/---
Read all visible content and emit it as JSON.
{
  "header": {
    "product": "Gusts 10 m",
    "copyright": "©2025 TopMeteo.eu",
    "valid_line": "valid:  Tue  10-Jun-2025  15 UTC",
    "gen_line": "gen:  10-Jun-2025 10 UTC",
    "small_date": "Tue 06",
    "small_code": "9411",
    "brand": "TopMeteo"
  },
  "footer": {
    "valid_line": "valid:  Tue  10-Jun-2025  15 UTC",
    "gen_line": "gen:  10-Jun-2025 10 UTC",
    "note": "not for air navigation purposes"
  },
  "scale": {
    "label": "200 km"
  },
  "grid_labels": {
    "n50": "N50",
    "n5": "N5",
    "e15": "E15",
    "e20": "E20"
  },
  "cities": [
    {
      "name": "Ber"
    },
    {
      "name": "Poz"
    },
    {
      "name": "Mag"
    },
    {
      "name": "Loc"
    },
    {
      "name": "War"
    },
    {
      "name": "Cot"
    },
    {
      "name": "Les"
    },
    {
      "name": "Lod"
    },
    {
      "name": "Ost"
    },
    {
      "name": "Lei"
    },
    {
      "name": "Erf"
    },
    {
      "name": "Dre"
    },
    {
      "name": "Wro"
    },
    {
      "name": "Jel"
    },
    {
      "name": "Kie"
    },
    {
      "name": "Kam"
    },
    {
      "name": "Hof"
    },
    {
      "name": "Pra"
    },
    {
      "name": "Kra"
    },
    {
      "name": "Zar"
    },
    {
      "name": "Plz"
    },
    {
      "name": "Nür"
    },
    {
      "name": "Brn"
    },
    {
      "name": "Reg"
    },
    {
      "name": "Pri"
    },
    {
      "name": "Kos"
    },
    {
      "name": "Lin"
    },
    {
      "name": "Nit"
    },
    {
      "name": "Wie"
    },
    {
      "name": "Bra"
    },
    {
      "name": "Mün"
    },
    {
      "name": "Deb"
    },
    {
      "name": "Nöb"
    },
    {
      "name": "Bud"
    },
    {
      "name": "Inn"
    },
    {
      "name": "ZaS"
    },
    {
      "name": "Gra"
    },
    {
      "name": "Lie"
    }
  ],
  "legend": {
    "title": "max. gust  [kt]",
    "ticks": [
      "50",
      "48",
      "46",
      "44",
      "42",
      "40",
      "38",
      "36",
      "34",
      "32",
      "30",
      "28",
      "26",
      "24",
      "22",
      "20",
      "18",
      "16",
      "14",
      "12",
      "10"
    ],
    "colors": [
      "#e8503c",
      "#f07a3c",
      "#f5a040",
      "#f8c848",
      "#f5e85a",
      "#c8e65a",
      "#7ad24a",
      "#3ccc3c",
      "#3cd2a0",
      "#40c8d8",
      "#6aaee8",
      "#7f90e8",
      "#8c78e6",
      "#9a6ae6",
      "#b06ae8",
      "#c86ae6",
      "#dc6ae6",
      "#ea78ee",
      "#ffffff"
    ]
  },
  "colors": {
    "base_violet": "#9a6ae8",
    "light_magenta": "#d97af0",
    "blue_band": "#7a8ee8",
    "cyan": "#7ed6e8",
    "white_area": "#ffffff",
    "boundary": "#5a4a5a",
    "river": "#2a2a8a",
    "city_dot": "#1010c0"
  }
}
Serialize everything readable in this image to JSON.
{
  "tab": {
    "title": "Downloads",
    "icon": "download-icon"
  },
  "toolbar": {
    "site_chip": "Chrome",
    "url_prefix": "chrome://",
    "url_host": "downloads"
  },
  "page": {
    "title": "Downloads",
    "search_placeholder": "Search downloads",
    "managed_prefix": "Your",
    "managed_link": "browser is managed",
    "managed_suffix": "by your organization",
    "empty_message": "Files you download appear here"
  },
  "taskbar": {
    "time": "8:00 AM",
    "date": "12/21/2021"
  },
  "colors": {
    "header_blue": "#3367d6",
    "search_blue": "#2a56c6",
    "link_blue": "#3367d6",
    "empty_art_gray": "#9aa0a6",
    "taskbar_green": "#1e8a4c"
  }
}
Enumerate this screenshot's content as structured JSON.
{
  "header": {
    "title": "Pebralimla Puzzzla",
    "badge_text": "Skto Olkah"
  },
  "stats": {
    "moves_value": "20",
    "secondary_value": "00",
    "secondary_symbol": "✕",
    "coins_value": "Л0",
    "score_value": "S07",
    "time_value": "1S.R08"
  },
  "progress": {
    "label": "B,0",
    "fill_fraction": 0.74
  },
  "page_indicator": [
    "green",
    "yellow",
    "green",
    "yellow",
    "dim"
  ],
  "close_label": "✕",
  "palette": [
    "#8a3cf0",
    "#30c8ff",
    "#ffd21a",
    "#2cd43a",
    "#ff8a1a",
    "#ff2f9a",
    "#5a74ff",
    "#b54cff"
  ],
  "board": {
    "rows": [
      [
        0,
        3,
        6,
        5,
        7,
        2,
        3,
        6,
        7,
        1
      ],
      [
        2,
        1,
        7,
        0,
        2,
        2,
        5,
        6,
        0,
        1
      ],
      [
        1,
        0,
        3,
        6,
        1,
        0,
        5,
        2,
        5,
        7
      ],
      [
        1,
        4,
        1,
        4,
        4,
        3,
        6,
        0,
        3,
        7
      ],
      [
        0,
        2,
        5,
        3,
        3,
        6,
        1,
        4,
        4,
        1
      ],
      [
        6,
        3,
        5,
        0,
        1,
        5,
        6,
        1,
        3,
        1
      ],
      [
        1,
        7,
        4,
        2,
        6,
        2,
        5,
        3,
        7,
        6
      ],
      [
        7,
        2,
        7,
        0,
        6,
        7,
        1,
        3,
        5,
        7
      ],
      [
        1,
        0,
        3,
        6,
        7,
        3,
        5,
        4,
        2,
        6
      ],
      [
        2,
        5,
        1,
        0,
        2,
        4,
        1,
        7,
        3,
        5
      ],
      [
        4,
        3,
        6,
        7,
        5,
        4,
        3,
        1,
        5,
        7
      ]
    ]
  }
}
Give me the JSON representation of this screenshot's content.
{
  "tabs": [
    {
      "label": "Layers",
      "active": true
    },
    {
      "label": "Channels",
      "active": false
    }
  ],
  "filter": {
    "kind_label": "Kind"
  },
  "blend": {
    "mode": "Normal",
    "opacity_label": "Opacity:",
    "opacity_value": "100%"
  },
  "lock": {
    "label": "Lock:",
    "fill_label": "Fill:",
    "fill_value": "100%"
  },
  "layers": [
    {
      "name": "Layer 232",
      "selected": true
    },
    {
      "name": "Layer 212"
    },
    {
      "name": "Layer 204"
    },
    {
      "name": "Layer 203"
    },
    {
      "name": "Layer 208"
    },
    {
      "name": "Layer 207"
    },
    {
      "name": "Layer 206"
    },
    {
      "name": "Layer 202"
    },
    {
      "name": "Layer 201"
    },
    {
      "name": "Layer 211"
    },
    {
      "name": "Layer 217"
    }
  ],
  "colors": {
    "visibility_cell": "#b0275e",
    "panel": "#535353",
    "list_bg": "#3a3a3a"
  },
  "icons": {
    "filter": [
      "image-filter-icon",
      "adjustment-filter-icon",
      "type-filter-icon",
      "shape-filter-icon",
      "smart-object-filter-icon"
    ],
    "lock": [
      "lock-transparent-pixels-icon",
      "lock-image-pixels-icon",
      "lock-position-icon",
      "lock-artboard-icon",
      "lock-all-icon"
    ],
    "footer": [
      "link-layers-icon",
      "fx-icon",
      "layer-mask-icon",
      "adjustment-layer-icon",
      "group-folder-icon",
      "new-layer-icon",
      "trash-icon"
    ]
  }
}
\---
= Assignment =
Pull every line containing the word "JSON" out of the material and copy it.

= Solution for this problem =
Read all visible content and emit it as JSON.
Serialize everything readable in this image to JSON.
Enumerate this screenshot's content as structured JSON.
Give me the JSON representation of this screenshot's content.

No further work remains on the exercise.